In Australia, chronic back pain is so widespread that up to 80 per cent of us are likely to have it at some time in our lives. After headache and the common cold, back pain is one of the most common conditions seen by GPs and the most common cause of time off work. But the good news is that through The Alexander Technique back pain can be conquered.

A recent study published by The British Medical Journal and run by researchers at the Universities of Southampton and Bristol, found that people who were well-motivated and trained in The Alexander Technique reported less pain.

The 579 patients involved in the trial were either given 24 Alexander Technique lessons, 6 lessons, massage or normal GP care. Fifty per cent of patients in each group were also given an exercise program of brisk walking for 30 minutes, five days a week.

Massage relieved the pain for the first three months, but the benefit was not long-lasting. However the 24 Alexander Technique lessons led to a significant improvement in quality of life and a reduction of days in pain. One year on patients had the ability to do things which had previously had been difficult, such as walking and household jobs.

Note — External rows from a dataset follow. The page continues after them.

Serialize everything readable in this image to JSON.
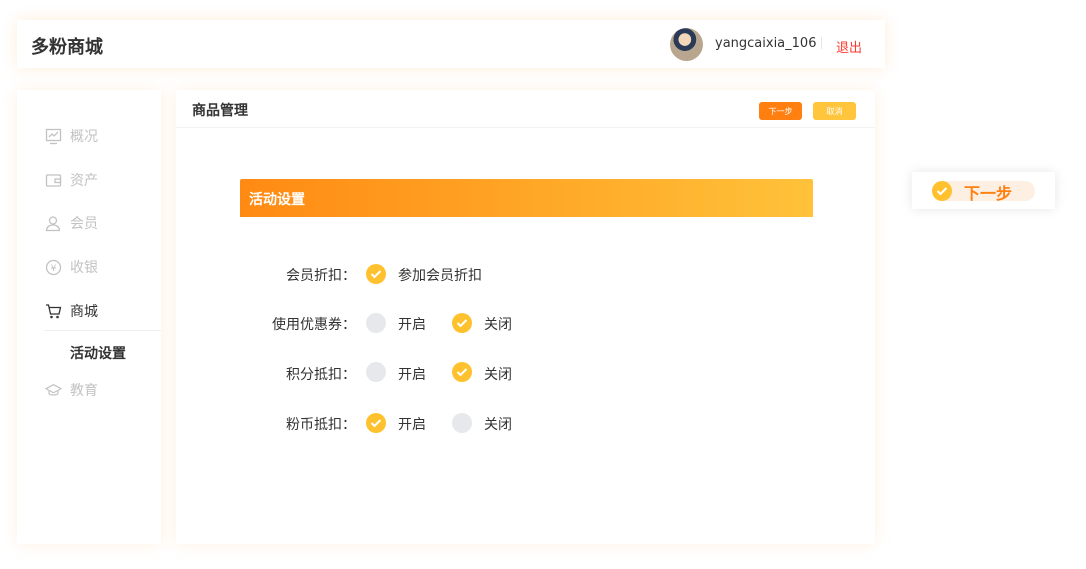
{
  "header": {
    "brand": "多粉商城",
    "username": "yangcaixia_106",
    "logout_label": "退出"
  },
  "sidebar": {
    "items": [
      {
        "label": "概况",
        "icon": "chart-icon"
      },
      {
        "label": "资产",
        "icon": "wallet-icon"
      },
      {
        "label": "会员",
        "icon": "user-icon"
      },
      {
        "label": "收银",
        "icon": "yen-icon"
      },
      {
        "label": "商城",
        "icon": "cart-icon"
      },
      {
        "label": "教育",
        "icon": "graduation-cap-icon"
      }
    ],
    "sub_item": "活动设置"
  },
  "main": {
    "title": "商品管理",
    "next_label": "下一步",
    "cancel_label": "取消",
    "section_title": "活动设置",
    "rows": [
      {
        "label": "会员折扣：",
        "options": [
          {
            "text": "参加会员折扣",
            "checked": true
          }
        ]
      },
      {
        "label": "使用优惠券：",
        "options": [
          {
            "text": "开启",
            "checked": false
          },
          {
            "text": "关闭",
            "checked": true
          }
        ]
      },
      {
        "label": "积分抵扣：",
        "options": [
          {
            "text": "开启",
            "checked": false
          },
          {
            "text": "关闭",
            "checked": true
          }
        ]
      },
      {
        "label": "粉币抵扣：",
        "options": [
          {
            "text": "开启",
            "checked": true
          },
          {
            "text": "关闭",
            "checked": false
          }
        ]
      }
    ]
  },
  "floating": {
    "next_label": "下一步"
  },
  "colors": {
    "accent_orange": "#ff7f11",
    "accent_yellow": "#ffc22e",
    "logout_red": "#ff3b30"
  }
}
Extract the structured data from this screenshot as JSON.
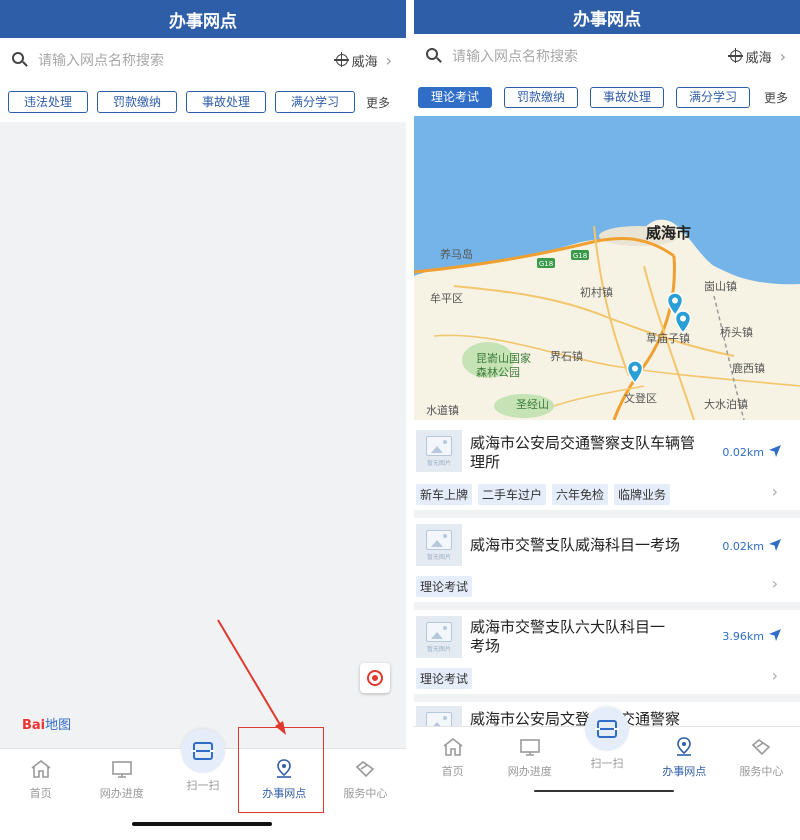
{
  "left_screen": {
    "title": "办事网点",
    "search": {
      "placeholder": "请输入网点名称搜索",
      "city": "威海"
    },
    "tabs": [
      "违法处理",
      "罚款缴纳",
      "事故处理",
      "满分学习"
    ],
    "more_label": "更多",
    "map_logo": {
      "part1": "Bai",
      "part2": "地图"
    },
    "nav": [
      "首页",
      "网办进度",
      "扫一扫",
      "办事网点",
      "服务中心"
    ]
  },
  "right_screen": {
    "title": "办事网点",
    "search": {
      "placeholder": "请输入网点名称搜索",
      "city": "威海"
    },
    "tabs": [
      "理论考试",
      "罚款缴纳",
      "事故处理",
      "满分学习"
    ],
    "active_tab": "理论考试",
    "more_label": "更多",
    "map": {
      "labels": [
        "威海市",
        "养马岛",
        "牟平区",
        "初村镇",
        "崮山镇",
        "草庙子镇",
        "桥头镇",
        "昆嵛山国家",
        "森林公园",
        "界石镇",
        "鹿西镇",
        "圣经山",
        "文登区",
        "大水泊镇",
        "水道镇"
      ],
      "road_shields": [
        "G18",
        "G18"
      ]
    },
    "thumb_text": "暂无图片",
    "list": [
      {
        "title": "威海市公安局交通警察支队车辆管理所",
        "distance": "0.02km",
        "tags": [
          "新车上牌",
          "二手车过户",
          "六年免检",
          "临牌业务"
        ]
      },
      {
        "title": "威海市交警支队威海科目一考场",
        "distance": "0.02km",
        "tags": [
          "理论考试"
        ]
      },
      {
        "title": "威海市交警支队六大队科目一考场",
        "distance": "3.96km",
        "tags": [
          "理论考试"
        ]
      },
      {
        "title": "威海市公安局文登分局交通警察",
        "distance": "",
        "tags": []
      }
    ],
    "nav": [
      "首页",
      "网办进度",
      "扫一扫",
      "办事网点",
      "服务中心"
    ]
  },
  "colors": {
    "primary": "#2f5ea8",
    "accent": "#2f6dc6",
    "highlight": "#e0392d"
  }
}
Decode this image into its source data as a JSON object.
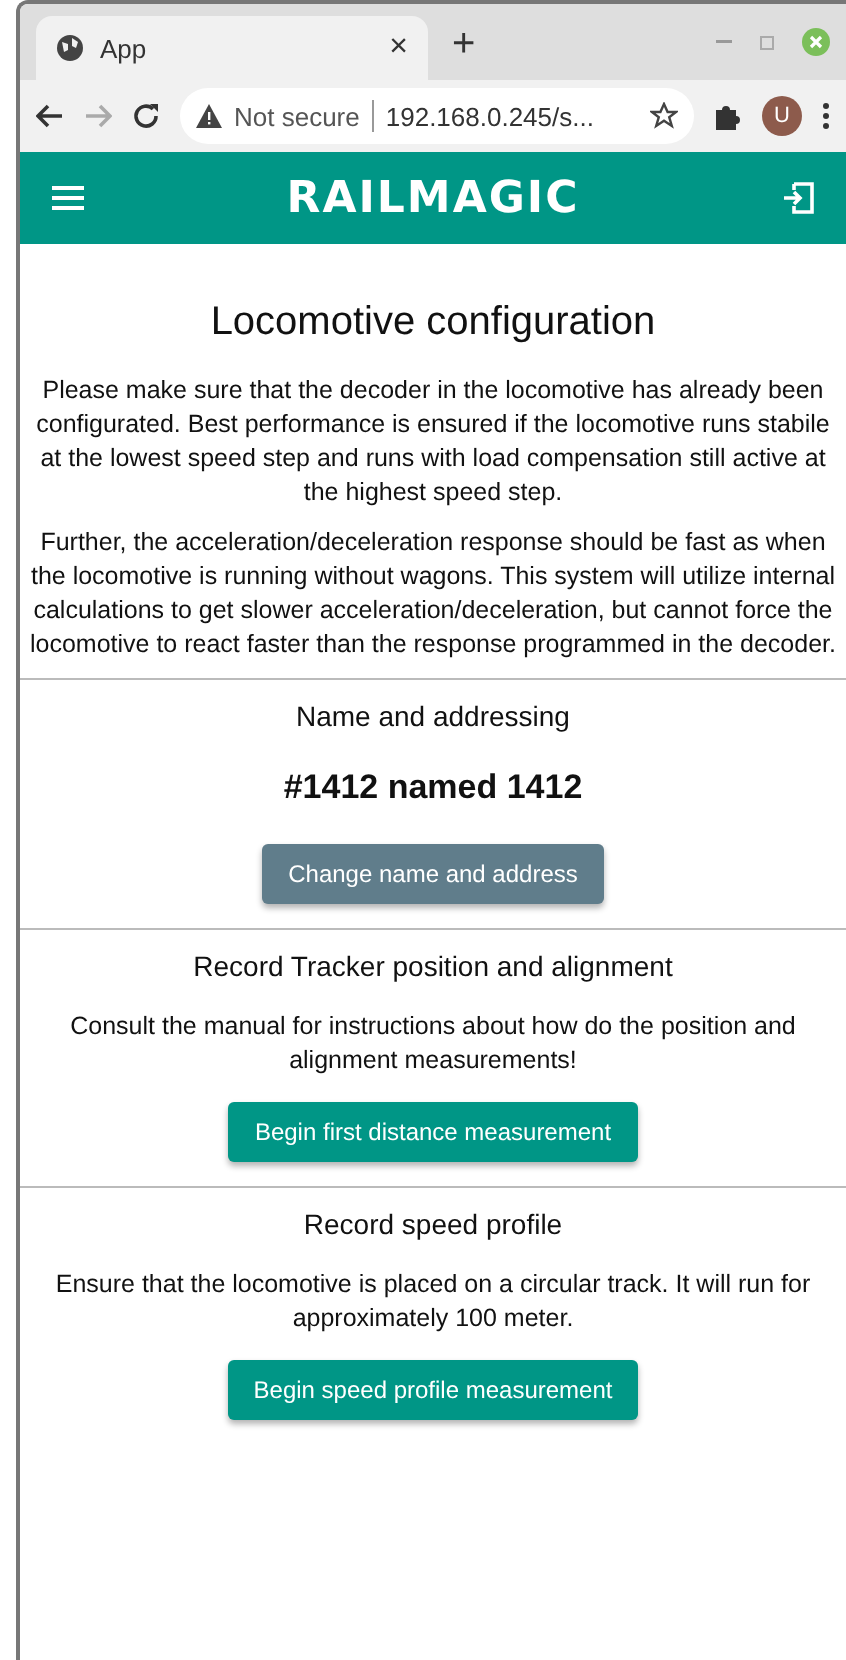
{
  "browser": {
    "tab": {
      "title": "App",
      "close": "×"
    },
    "new_tab": "+",
    "address": {
      "security": "Not secure",
      "url": "192.168.0.245/s..."
    },
    "profile": "U"
  },
  "app_bar": {
    "logo": "RAILMAGIC"
  },
  "page": {
    "title": "Locomotive configuration",
    "paragraphs": [
      "Please make sure that the decoder in the locomotive has already been configurated. Best performance is ensured if the locomotive runs stabile at the lowest speed step and runs with load compensation still active at the highest speed step.",
      "Further, the acceleration/deceleration response should be fast as when the locomotive is running without wagons. This system will utilize internal calculations to get slower acceleration/deceleration, but cannot force the locomotive to react faster than the response programmed in the decoder."
    ],
    "sections": [
      {
        "heading": "Name and addressing",
        "value": "#1412 named 1412",
        "button": {
          "label": "Change name and address",
          "kind": "secondary"
        }
      },
      {
        "heading": "Record Tracker position and alignment",
        "text": "Consult the manual for instructions about how do the position and alignment measurements!",
        "button": {
          "label": "Begin first distance measurement",
          "kind": "primary"
        }
      },
      {
        "heading": "Record speed profile",
        "text": "Ensure that the locomotive is placed on a circular track. It will run for approximately 100 meter.",
        "button": {
          "label": "Begin speed profile measurement",
          "kind": "primary"
        }
      }
    ]
  }
}
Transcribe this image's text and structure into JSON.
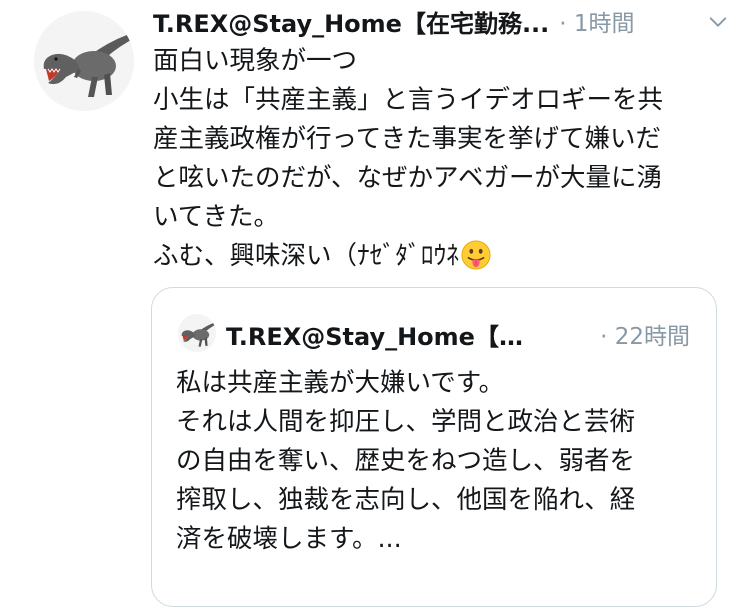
{
  "tweet": {
    "display_name": "T.REX@Stay_Home【在宅勤務...",
    "time": "· 1時間",
    "lines": [
      "面白い現象が一つ",
      "小生は「共産主義」と言うイデオロギーを共",
      "産主義政権が行ってきた事実を挙げて嫌いだ",
      "と呟いたのだが、なぜかアベガーが大量に湧",
      "いてきた。",
      "ふむ、興味深い（ﾅｾﾞﾀﾞﾛｳﾈ"
    ],
    "emoji": "face-with-tongue-icon"
  },
  "quote": {
    "display_name": "T.REX@Stay_Home【…",
    "time": "· 22時間",
    "lines": [
      "私は共産主義が大嫌いです。",
      "それは人間を抑圧し、学問と政治と芸術",
      "の自由を奪い、歴史をねつ造し、弱者を",
      "搾取し、独裁を志向し、他国を陥れ、経",
      "済を破壊します。..."
    ]
  },
  "colors": {
    "text": "#14171a",
    "secondary": "#8899a6",
    "border": "#cfd9de"
  }
}
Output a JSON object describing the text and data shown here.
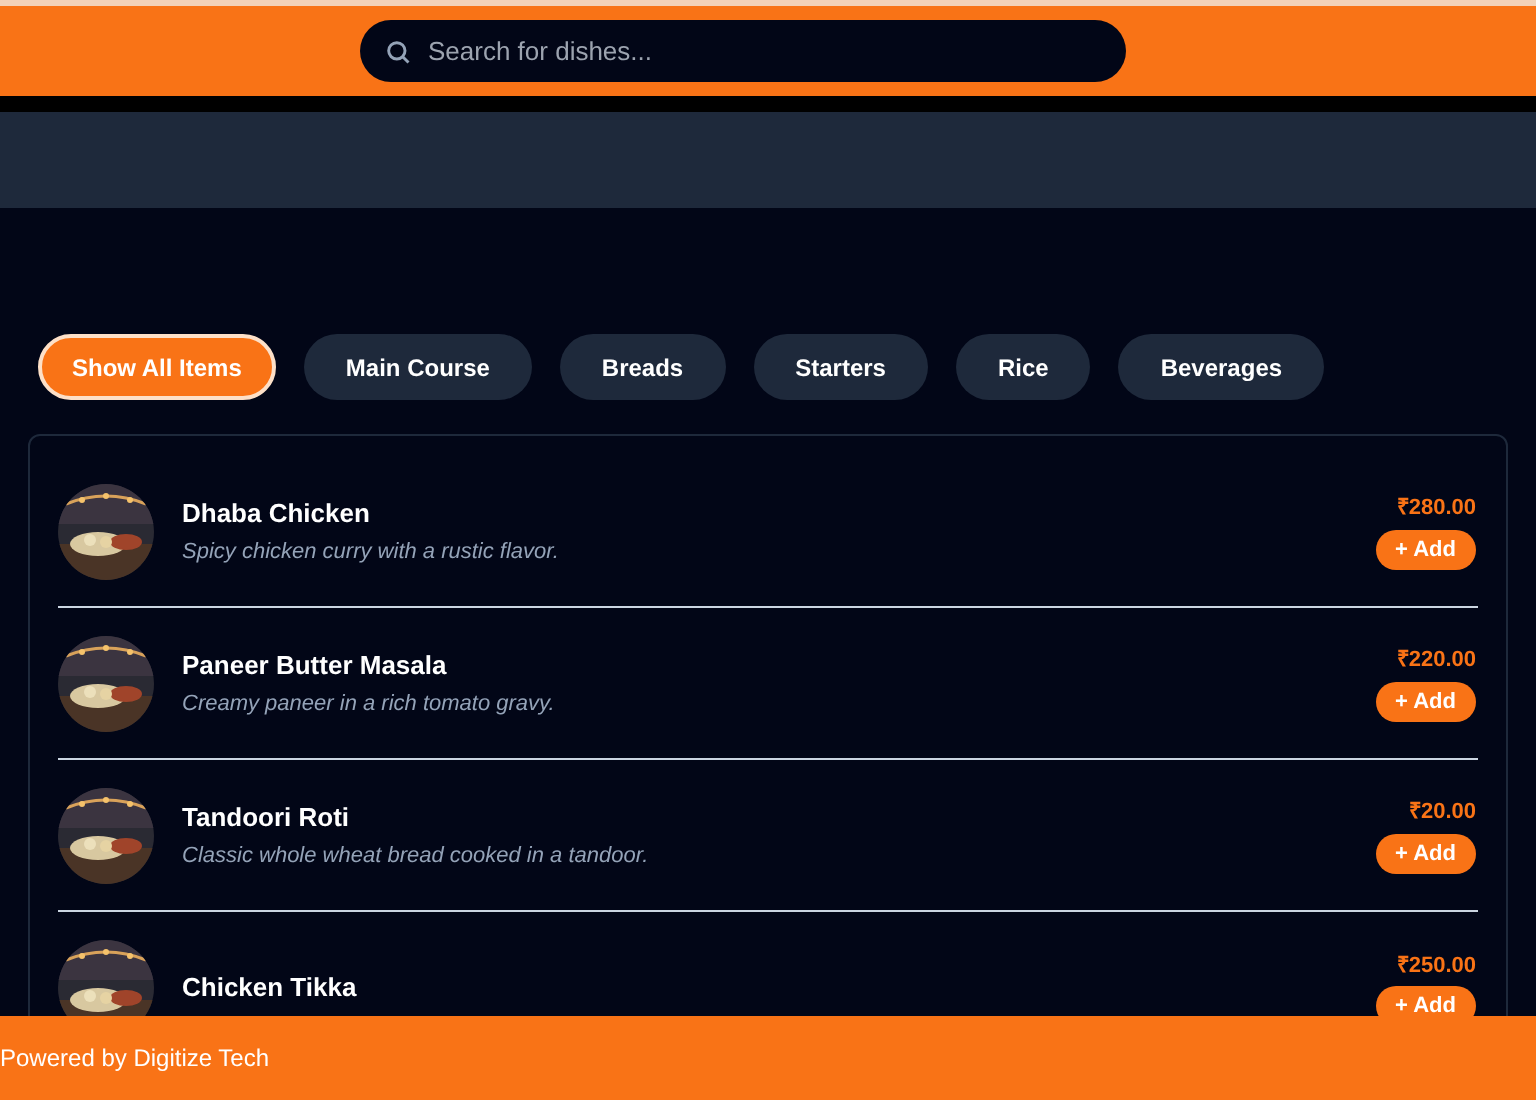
{
  "search": {
    "placeholder": "Search for dishes..."
  },
  "categories": [
    {
      "label": "Show All Items",
      "selected": true
    },
    {
      "label": "Main Course",
      "selected": false
    },
    {
      "label": "Breads",
      "selected": false
    },
    {
      "label": "Starters",
      "selected": false
    },
    {
      "label": "Rice",
      "selected": false
    },
    {
      "label": "Beverages",
      "selected": false
    }
  ],
  "items": [
    {
      "name": "Dhaba Chicken",
      "description": "Spicy chicken curry with a rustic flavor.",
      "price": "₹280.00",
      "button": "+ Add"
    },
    {
      "name": "Paneer Butter Masala",
      "description": "Creamy paneer in a rich tomato gravy.",
      "price": "₹220.00",
      "button": "+ Add"
    },
    {
      "name": "Tandoori Roti",
      "description": "Classic whole wheat bread cooked in a tandoor.",
      "price": "₹20.00",
      "button": "+ Add"
    },
    {
      "name": "Chicken Tikka",
      "price": "₹250.00",
      "button": "+ Add"
    }
  ],
  "footer": "Powered by Digitize Tech"
}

Similarly for those who combined the six lessons with an exercise routine they also saw significant improvement.

For most of us, back problems can be prevented by proper use of the spine and keeping it in good shape. Learning The Alexander Technique enables people to recognise, understand and avoid poor habits affecting posture and muscular coordination.

Offering an individualised approach, The Alexander Technique develops skills which decompress the spine, limit muscle spasm, strengthen posture, and improve coordination and flexibility.

The Alexander Technique, developed in the 1890s by Australian actor Frederick Alexander, focuses on aligning the head, neck and back muscles which form the core of the body. As well as reducing pain, The Technique eases tension and stress, and when combined with exercise further enhances a person’s wellbeing.

Read the original article British Medical Journal Article